Up until the early 2000s, the Center had peer mediators in every Detroit Public School, funded by a grant to Wayne State through the U.S. Department of Education. But for the last three years, the Center has been completely dependent on outside funding. Jones says recent increases in school suspensions and other disciplinary issues could be curbed by programs like the Bunche Institute.
"We depend on our teachers so much to educate our students. They can't focus on academics if they are always trying to resolve conflict with students," says Jones.
Parks as places of peace
With the Center's anticipation of the 1967 riots' golden anniversary, the Bunche Institute has used the occasion as an historic framework to revisit the frustrations that fueled the riots and examine how they still affect the city today. Students visit places relevant to the riots, talk to police officers, and see revitalization efforts in historic neighborhoods.
Another location they visit, just as crucial to the itinerary, is parks.
The Bunche Institute's most prominent sponsor and partner this year is the National Park Service, which is celebrating its centennial anniversary. The agency is making a concerted effort to engage urban cities in ways to utilize parks for grooming the next generation of stewards.
"We tell American history," says David John Goldstein, an urban fellow of the National Park Service. Part of telling that history, he explains, is to ensure that people recognize the significance of the National Register of Historic Monuments and Places, managed by the Park Service.
Take Belle Isle.
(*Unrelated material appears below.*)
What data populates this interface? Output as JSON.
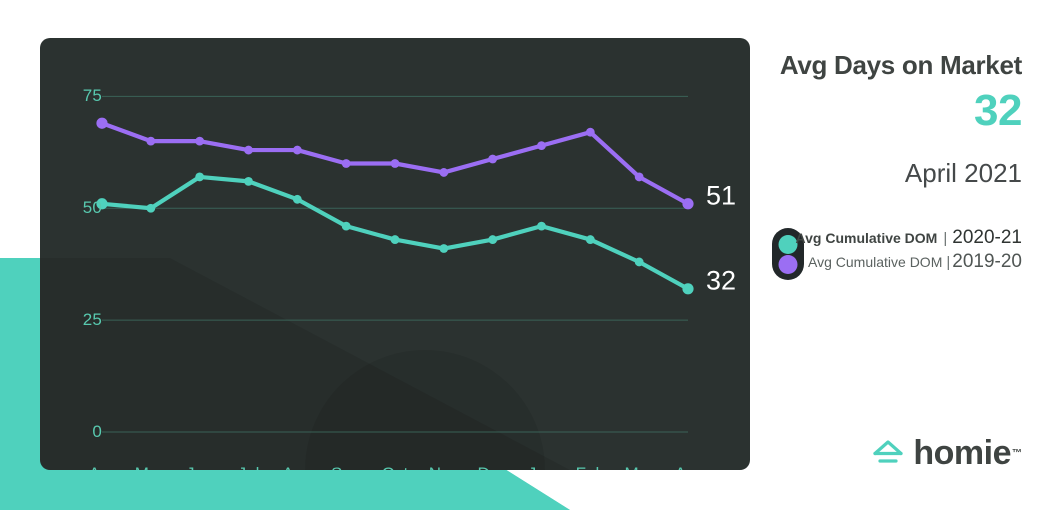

People arrested during the 1967 riot were held in jails on the island, a fact the Detroit Historical Museum has on record.
"The National Park Service is the only agency entrusted with all of our country's cultural aspects," says Goldstein. "I think we underestimate the role that stewardship can have in a city. It might make you a better park ranger. It might make you a better cop."
Helping people feel more connected to the country through teaching about historic monuments will help and prevent conflict. It starts, says Goldstein, with engaging the next generation of leaders. "We have to change that in order to remain strong and relevant in a country that is changing."
All photos by Nick Hagen.
This article is part of Michigan Nightlight, a series of stories about the programs and people that positively impact the lives of Michigan kids. It is made possible with funding from the W.K. Kellogg Foundation. Read more in the series here.